General Precautions for Splints • Forearm shaft of the splint should be designed as General Precautions for Splints • Forearm shaft of the splint should be designed as a trough. The sides should come up midway on the sides of the forearm • An exercise program should be used in conjunction with splinting wherever possible

Patient Compliance • To ensure pt. compliance and efficient use of splints the splints Patient Compliance • To ensure pt. compliance and efficient use of splints the splints should be: – simple in design – as comfortable as possible – lightweight – easy to put on and take off – as cosmetically pleasing as possible – free of pressure areas – readily adjustable

Materials Overview • Materials need to be evaluated for the following properties: – stretchability Materials Overview • Materials need to be evaluated for the following properties: – stretchability – drapability – rebound – elastic memory

Materials Overview • High Temperature Materials: – Nyloplex – Royalte – Kydex • Moderate Materials Overview • High Temperature Materials: – Nyloplex – Royalte – Kydex • Moderate Temperature Materials: – High Impact vinyl

Materials Overview • Low Temperature Materials: – Orthoplast – Synergy – Ezeform – San-Splint Materials Overview • Low Temperature Materials: – Orthoplast – Synergy – Ezeform – San-Splint – Aquaplast

Materials Overview • Low Temperature Materials (continued) – Polyform – Kay-Splint – SOS-Plastazote • Materials Overview • Low Temperature Materials (continued) – Polyform – Kay-Splint – SOS-Plastazote • No-Heat or Layered Materials • Plaster of Paris • Fiberglass casting

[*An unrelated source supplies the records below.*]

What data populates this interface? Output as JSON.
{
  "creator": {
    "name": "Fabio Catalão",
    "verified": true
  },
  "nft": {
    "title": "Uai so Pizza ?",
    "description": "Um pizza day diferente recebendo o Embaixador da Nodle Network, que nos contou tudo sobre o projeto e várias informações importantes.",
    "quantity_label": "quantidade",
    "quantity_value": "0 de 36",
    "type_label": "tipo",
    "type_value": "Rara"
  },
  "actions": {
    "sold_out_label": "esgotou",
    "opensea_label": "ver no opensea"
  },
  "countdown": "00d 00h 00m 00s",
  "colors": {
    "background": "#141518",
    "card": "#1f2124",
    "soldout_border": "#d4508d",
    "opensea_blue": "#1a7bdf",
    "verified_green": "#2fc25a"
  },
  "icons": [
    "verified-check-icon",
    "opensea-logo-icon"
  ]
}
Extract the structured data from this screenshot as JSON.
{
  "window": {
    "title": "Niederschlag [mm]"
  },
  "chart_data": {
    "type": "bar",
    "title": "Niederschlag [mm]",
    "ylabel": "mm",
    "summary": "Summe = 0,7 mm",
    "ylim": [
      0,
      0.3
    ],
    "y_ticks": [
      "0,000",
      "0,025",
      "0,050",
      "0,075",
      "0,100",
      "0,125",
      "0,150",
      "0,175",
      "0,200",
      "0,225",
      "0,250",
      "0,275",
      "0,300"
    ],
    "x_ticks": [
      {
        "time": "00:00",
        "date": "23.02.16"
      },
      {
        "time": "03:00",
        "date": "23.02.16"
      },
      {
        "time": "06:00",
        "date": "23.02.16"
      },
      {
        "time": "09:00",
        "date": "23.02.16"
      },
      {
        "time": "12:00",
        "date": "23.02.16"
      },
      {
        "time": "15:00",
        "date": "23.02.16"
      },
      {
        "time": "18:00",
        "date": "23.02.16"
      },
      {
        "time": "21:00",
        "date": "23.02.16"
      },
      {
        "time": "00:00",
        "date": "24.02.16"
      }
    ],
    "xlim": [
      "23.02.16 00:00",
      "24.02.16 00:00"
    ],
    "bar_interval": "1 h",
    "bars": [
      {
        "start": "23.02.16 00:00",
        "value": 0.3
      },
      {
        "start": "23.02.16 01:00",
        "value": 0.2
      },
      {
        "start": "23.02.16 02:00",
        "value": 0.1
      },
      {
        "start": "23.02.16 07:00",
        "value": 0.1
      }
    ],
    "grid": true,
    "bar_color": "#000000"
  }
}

Splinting Supplies • Equipment – Heat pan/ hydrocallator – Heat gun – Sewing machine Splinting Supplies • Equipment – Heat pan/ hydrocallator – Heat gun – Sewing machine • Tools – Scissors for material such as velcro – Sharp scissors for cutting splinting materials – Curved scissors for cutting splinting materials – Leather punch

Splinting Supplies • Tools (continued) – Wire snips – Utility Knife – Needle nosed Splinting Supplies • Tools (continued) – Wire snips – Utility Knife – Needle nosed pliers – Tongs – Wire bender

Splinting Supplies • Materials other than splinting material – Paper towels or tissue for Splinting Supplies • Materials other than splinting material – Paper towels or tissue for making patterns – Towels for drying splinting materials before application – Stockinette- to apply beneath the splint – Velcro, Velfoam, strapping materials etc. . – Lining materials, moleskin

Splinting Supplies • Materials other than splinting material – fishing line and leather for Splinting Supplies • Materials other than splinting material – fishing line and leather for outrigger splints – adhesive and solvent to clean material in prep for glueing – safety pins and rubber bands for dynamic splints – cold spray

Patient education regarding splints, orthosis, and casts • Pt. education should consist of the Patient education regarding splints, orthosis, and casts • Pt. education should consist of the following: – the purpose of the splint – the correct method of application – the need for regular review and ongoing evaluation of the client and their splint – the importance of checking the skin for pressure areas

Patient Education • Patient Education Should consist of the following: – the importance of Patient Education • Patient Education Should consist of the following: – the importance of understanding that the splint should not cause pain – that splints should be worn according to the prescribed schedule – that clients must still perform their therapy programs

Now You Do It! • Divide up into pairs: – One person makes a Now You Do It! • Divide up into pairs: – One person makes a thumb spica splint (a. k. a. Thumb palmar abduction immobilization splint or short or long opponens splint or thumb gauntlet splint) – One person makes a flexor tendon dynamic splint